While digital ransom attacks come in various types and forms, Distributed Denial of Service (DDoS) attacks are top of the list of methods used by attackers to force money from targeted companies.
So says Bryan Hamman, territory manager of Arbor Networks, who points out that in recent weeks, well-known names such as Evernote and Feedly have fallen victim to extortion attacks, but these companies are just the tip of the iceberg when it comes to this very lucrative criminal activity.
InfoSecurity Magazine reports that this year the number of network time protocol amplification attacks increased 371.43%. The average peak DDoS attack volume increased a staggering 807.48%.
The news aggregator Feedly said it had come under a DDoS attack from cyber criminals, which was preventing users from accessing its service.
“Criminals are attacking Feedly with a distributed denial of service attack. The attacker is trying to extort money from us to make it stop. We refused to give in and are working with our network providers to mitigate the attack as best as we can,” said Feedly in a blog post.
“‘Pay up or we’ll take your Web site down’, so goes the adage that usually accompanies ransom-based cyber-attacks,” says Hamman.
According to Arbor’s ninth annual Worldwide Infrastructure Security Report, DDoS extortion attacks account for 15% of all DDoS attacks.
While it may seem like a relatively small percentage, one must consider that as many as 10 000 DDoS attacks occur world-wide every day and the potential cost in damages and reputation can have a significant impact on a targeted organisation, Hamman points out.
He explains that DDoS extortion attacks are generally volumetric, high bandwidth attacks launched with the aim of crashing a company’s Web site or server by bombarding it with packets, which originate from a large number of geographically distributed bots.
The size of volumetric DDoS attacks continues to increase year on year, and they remain a major threat to enterprises and Internet service providers alike, he adds.
“Traditionally, DDoS extortion attacks were used against online gambling sites, around major sporting events. Criminal gangs would initiate attacks that would bring the Web site down just before the event was to start, thus forcing the companies to choose between suffering a major loss in monetary and reputational terms or paying up. Increasingly, however, DDoS attacks are being used to extort money from all sorts of businesses and the reality is that no company should feel safe,” he says.
So what is the right response when it comes to extortion demands? Hamman asks.
“The answer is simple and always the same – not to give in. Organisations should under no circumstances agree to pay the ransom – it can set a dangerous precedent and encourage more attacks in the future; while it might make the pain go away in the short term, the long-term results are generally not worth it.
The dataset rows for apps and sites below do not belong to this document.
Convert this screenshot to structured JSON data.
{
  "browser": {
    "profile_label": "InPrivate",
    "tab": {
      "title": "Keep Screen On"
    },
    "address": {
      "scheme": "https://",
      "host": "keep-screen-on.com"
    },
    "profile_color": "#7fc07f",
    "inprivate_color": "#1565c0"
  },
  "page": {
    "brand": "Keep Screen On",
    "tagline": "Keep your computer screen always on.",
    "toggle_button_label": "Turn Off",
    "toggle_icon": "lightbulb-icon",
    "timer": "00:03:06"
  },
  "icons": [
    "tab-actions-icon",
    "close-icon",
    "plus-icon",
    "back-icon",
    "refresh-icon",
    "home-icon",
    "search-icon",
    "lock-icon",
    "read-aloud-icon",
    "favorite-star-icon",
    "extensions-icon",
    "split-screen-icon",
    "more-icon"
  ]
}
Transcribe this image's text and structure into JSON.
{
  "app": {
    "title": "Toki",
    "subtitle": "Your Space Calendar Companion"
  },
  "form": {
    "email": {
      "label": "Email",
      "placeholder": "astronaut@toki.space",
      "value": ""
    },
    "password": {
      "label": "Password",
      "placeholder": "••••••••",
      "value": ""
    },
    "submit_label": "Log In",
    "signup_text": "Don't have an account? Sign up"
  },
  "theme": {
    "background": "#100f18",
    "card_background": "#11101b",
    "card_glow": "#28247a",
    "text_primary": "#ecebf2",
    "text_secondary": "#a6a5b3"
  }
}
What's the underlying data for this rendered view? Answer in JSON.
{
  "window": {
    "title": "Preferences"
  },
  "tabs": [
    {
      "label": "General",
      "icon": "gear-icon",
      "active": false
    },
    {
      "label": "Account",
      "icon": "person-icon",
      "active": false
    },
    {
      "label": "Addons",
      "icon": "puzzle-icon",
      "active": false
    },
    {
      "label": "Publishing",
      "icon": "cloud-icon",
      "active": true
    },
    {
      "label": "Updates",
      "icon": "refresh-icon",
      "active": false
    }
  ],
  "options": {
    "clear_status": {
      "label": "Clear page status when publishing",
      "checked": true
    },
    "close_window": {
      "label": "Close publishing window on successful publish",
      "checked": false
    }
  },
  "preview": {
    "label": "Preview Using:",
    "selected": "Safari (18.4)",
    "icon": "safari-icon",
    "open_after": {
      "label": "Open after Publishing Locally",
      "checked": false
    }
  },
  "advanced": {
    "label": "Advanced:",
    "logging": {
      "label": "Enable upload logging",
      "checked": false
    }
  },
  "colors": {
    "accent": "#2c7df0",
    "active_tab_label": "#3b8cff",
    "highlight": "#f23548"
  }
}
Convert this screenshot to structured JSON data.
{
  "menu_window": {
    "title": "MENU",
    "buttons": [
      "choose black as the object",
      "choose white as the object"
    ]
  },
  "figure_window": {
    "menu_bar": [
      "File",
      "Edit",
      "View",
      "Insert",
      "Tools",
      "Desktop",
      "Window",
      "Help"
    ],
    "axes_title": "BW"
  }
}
“Declining to pay comes, of course, with severe consequences – as we saw from recent attacks on Feedly, who suffered from three separate waves of DDoS attacks. However, the company has now recovered from the attack and is operating as normal. Furthermore, it has been praised for its brave decision by the security community and even its own customers,” says Hamman.
According to Hamman, many companies still rely on reactive measures such as router filters and firewalls, which are inefficient and not sophisticated enough to protect against organised cyber crime.
Instead, he says, organisations need to invest in preventive, multi-layered mitigation, which includes on-premise and cloud protection, as well as allowing for co-operation with their ISP or hosting company. In addition, putting a mitigation strategy in place, should the worst happen, is of crucial importance – especially as only 17% of organisations globally feel they are fully prepared for a security incident.
“By building defences, implementing plans ahead of time and refusing to give in, businesses needn’t feel threatened anymore – attackers wanting to make easy money will have to look elsewhere.”